In 1795, with the work of Dennis Griffith, Maryland mapmaking reached its eighteenth-century zenith. After he had spent several years producing this topographically accurate, highly detailed work, Griffith found that his map attracted few buyers, and he died bankrupt. Griffith's legacy, however, can easily be seen in later works.

Printed Maryland city maps first appeared in the late eighteenth century. Baltimore, as a population center, served as a natural subject for mapmakers. Two French cartographers produced the first detailed maps during the 1790s. A. P. Folie and Charles Varlé (fig.x) both present the early city and its three distinct yet rapidly encroaching, areas: Baltimore, Old Town, and Fell's Point. Another early map, this one with Baltimore inset within a map of Maryland, came from the hand of Fielding Lucas Jr. Originally featured within Lucas's "Cabinet Atlas" of 1824, this work is distinct in that it was the first map of a city in any world atlas. Thomas Poppleton's 1822 plan of Baltimore is the marriage of practicality and art and combines civic propaganda with decoration. Harkening to the tradition of some earlier cartographers, a series of beautifully executed vignettes surround the map. Featuring prominent city buildings and their individual construction costs, the engravings boast the municipal achievements of what was then America's third largest city.

Navigational charts form a portion of the Hackerman collection. Reliable information on the Chesapeake Bay and the Atlantic coast was essential in an area whose early economy, and even at times its very existence, were determined by water. Sir Robert Dudley's extremely rare 1646 Carta Particolare della Virginia, based on the Mercator projection, was contained in his sea atlas Dell Arcano del Mare, the first such atlas produced by an Englishman. Dudley, a Roman Catholic, fled religious persecution in England and settled in Tuscany, thus his work appears with Italian annotations. The John Mount and Thomas Page chart of 1745-58, derived from one that had appeared five decades earlier, contains numerous depth sounding notations throughout its field. The upper Chesapeake is highlighted in the work of C. P. Hardecoeur,  whose beautifully engraved 1799 chart also contains an inset plan of Havre de Grace.
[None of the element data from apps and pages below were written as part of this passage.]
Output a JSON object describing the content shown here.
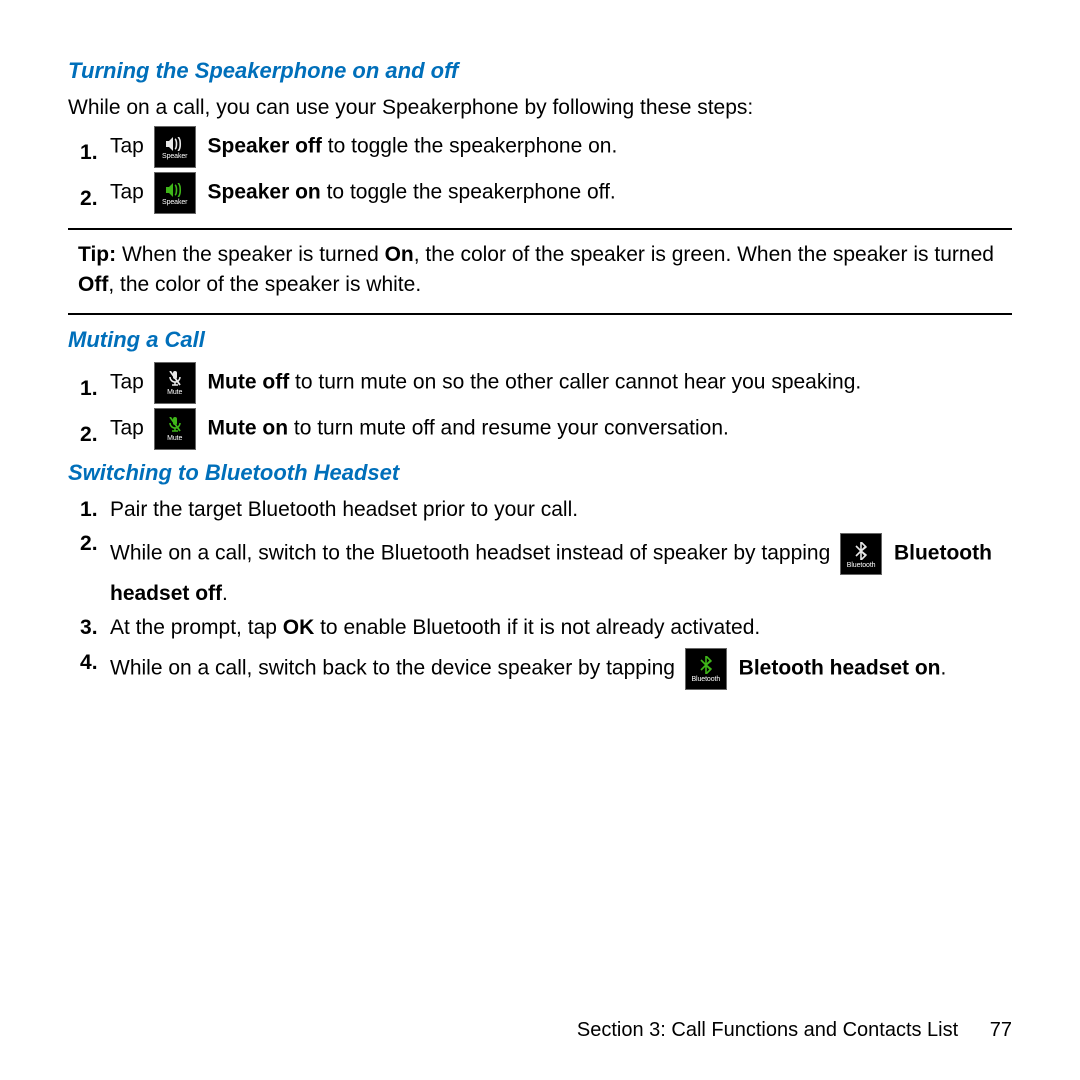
{
  "headings": {
    "speakerphone": "Turning the Speakerphone on and off",
    "mute": "Muting a Call",
    "bt": "Switching to Bluetooth Headset"
  },
  "speaker": {
    "intro": "While on a call, you can use your Speakerphone by following these steps:",
    "s1": {
      "tap": "Tap ",
      "bold": "Speaker off",
      "rest": " to toggle the speakerphone on."
    },
    "s2": {
      "tap": "Tap ",
      "bold": "Speaker on",
      "rest": " to toggle the speakerphone off."
    },
    "btn": "Speaker"
  },
  "tip": {
    "lead": "Tip:",
    "a": " When the speaker is turned ",
    "on": "On",
    "b": ", the color of the speaker is green. When the speaker is turned ",
    "off": "Off",
    "c": ", the color of the speaker is white."
  },
  "mute": {
    "s1": {
      "tap": "Tap ",
      "bold": "Mute off",
      "rest": " to turn mute on so the other caller cannot hear you speaking."
    },
    "s2": {
      "tap": "Tap ",
      "bold": "Mute on",
      "rest": " to turn mute off and resume your conversation."
    },
    "btn": "Mute"
  },
  "bt": {
    "s1": "Pair the target Bluetooth headset prior to your call.",
    "s2": {
      "a": "While on a call, switch to the Bluetooth headset instead of speaker by tapping ",
      "bold": "Bluetooth headset off",
      "end": "."
    },
    "s3": {
      "a": "At the prompt, tap ",
      "ok": "OK",
      "b": " to enable Bluetooth if it is not already activated."
    },
    "s4": {
      "a": "While on a call, switch back to the device speaker by tapping ",
      "bold": "Bletooth headset on",
      "end": "."
    },
    "btn": "Bluetooth"
  },
  "footer": {
    "section": "Section 3:  Call Functions and Contacts List",
    "page": "77"
  }
}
The collection also includes a selection of maps of Maryland set within the context of its neighbors. These more general maps are important in the development of the cartography of the region. It is also amusing to note occasional misinterpretations. Dudley's 1646 Carta Secunda Generale de America is an early, somewhat sketchy, view of the East Coast that features a vastly wide Chesapeake Bay. An imaginative view of the Southeast is contained in Homann's 1714 map: Florida's panhandle appears to "circle around" the other southern colonies and head north to share a border with Maryland.